The number of bankruptcies filed in Tennessee and around the country by individuals 65 years of age or older is five times higher today that it was just 25 years ago, and one in seven petitions are now made by senior citizens. These are just two of the worrying trends identified by the team of academics behind the Consumer Bankruptcy Project.
Many people in Tennessee struggle to make ends meet. They may be facing mounting credit card bills, medical costs, car loans and more. When people have difficulty paying their bills on time, they may begin to receive calls and letters from collection agencies seeking to be paid for the debt. In some cases, people may even be sued by the debt collectors. Over 70 million Americans have dealt with debt collection agencies, and their tactics can be disturbing at times. Around one-quarter of people felt threatened while dealing with the companies.
Since they came of age during the stock market crash on Wall Street in 2008, many millennials have been wary of taking on debt from big banks. Unfortunately, new research shows that unpaid debts on credit cards are increasing for this younger generation. For Americans age 18 to 29, delinquencies 90 days or older surpassed 8%, which is the highest it has been in more than eight years. There are several factors driving this increase.
When people in Tennessee go to the hospital, they often check carefully to make sure they are choosing a provider that is in-network for their insurance company. This should allow their healthcare treatment to be fully covered to the extent possible under their insurance. However, many people continue to face surprise medical bills that can be costly after a hospital stay. Almost one out of every seven patients receives a bill for an out-of-network service as part of an in-network hospital admission.
Employers in Tennessee want their workers focused on their duties, but stress caused by financial problems, like debt and medical bills, has emerged as a considerable source of distraction. When the International Foundation of Employee Benefit Plans surveyed companies, 70 percent of them cited financial issues as their employees' top source of stress.
Healthcare remains a hot topic of debate across the country, not just in terms of being a divisive political issue but in real terms affecting real people in Tennessee. Arguments on whether it is a right or not, whether it should be mandatory or optional, and who pays for it all pale in comparison to the fundamental question of what happens when an individual needs a medical procedure that he or she simply cannot afford. Sadly, many choose to do without, resulting in further deterioration to their well-being. Others opt to move forward with the necessary care but often experience a different form of negative consequence.
Making the decision to file for Chapter 7 bankruptcy can be difficult. Declaring bankruptcy impacts the filer's credit and can be hard on his or her self-image as well, but it's sometimes the best way to get unmanageable debt under control. For people who are struggling to pay down their debts in Tennessee, Chapter 7 bankruptcy can improve day-to-day quality of life as collection actions must stop once the petition is filed.
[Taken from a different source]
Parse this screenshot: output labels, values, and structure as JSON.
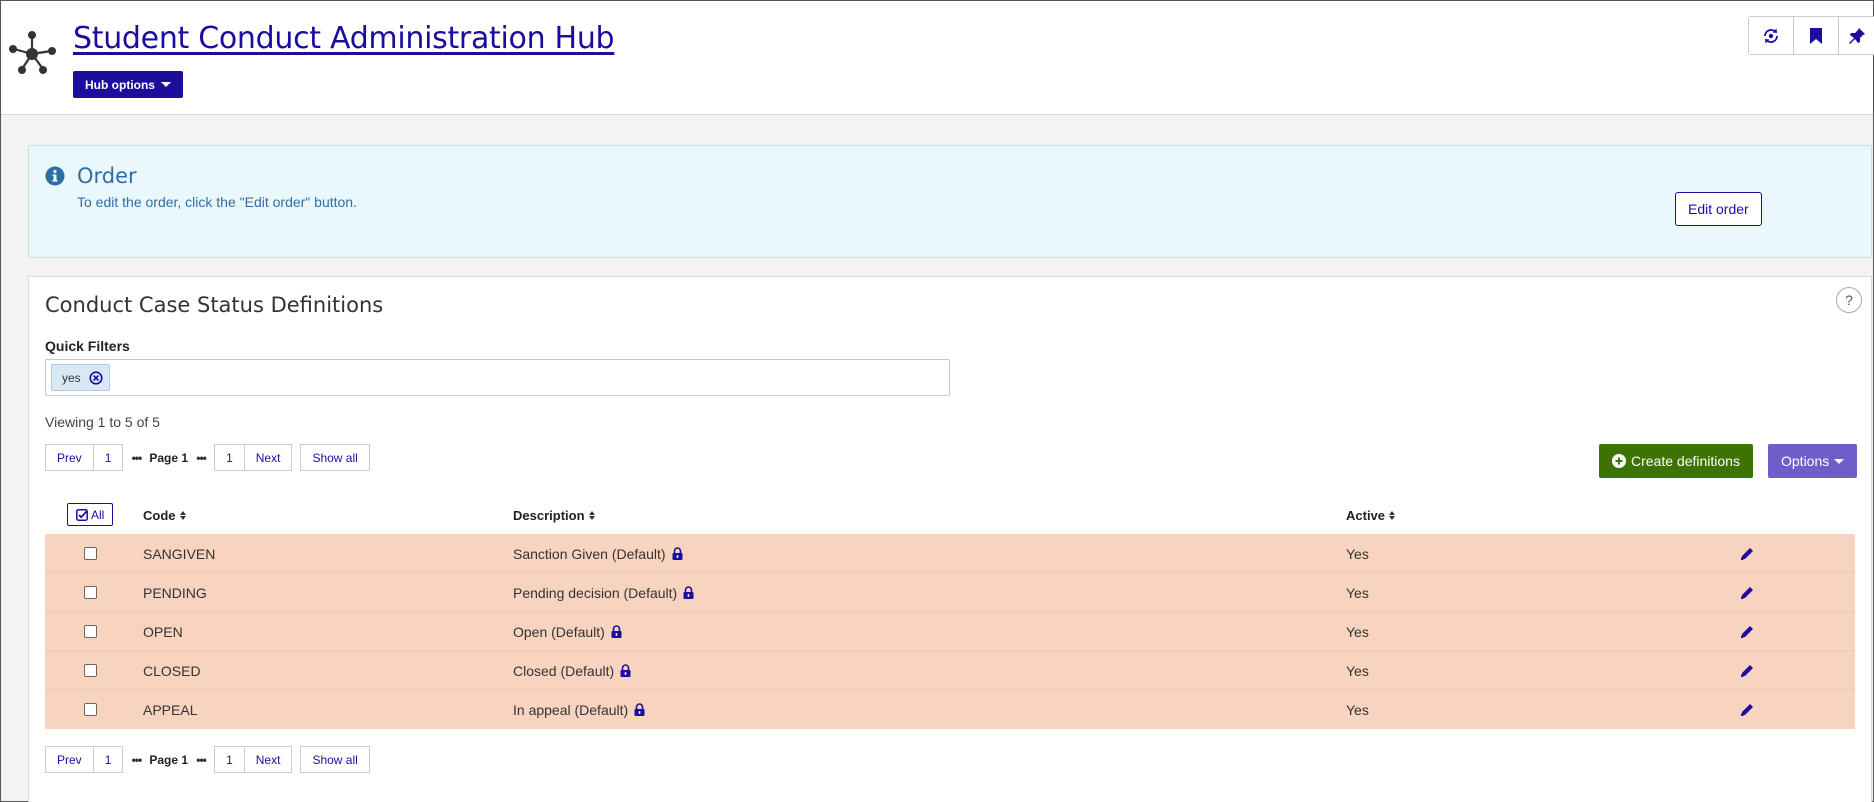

One question in bankruptcy law is about filing for bankruptcy again. The federal Bankruptcy Code sets forth time period rules that apply to filers in Tennessee and across the country. When a person has previously filed for Chapter 7 bankruptcy, for example, and received a discharge, he or she must wait at least eight years from the date of the previous filing before beginning another Chapter 7.
From holiday shopping to everyday expenses, people use credit cards for a wide range of things. When it comes to credit card use, there are many mistakes people can fall into. Avoiding credit card mistakes is important, as such missteps could leave a person more likely to face significant financial difficulties, such as crushing debt. Today, we’ll go over some common credit card mistakes to watch out for.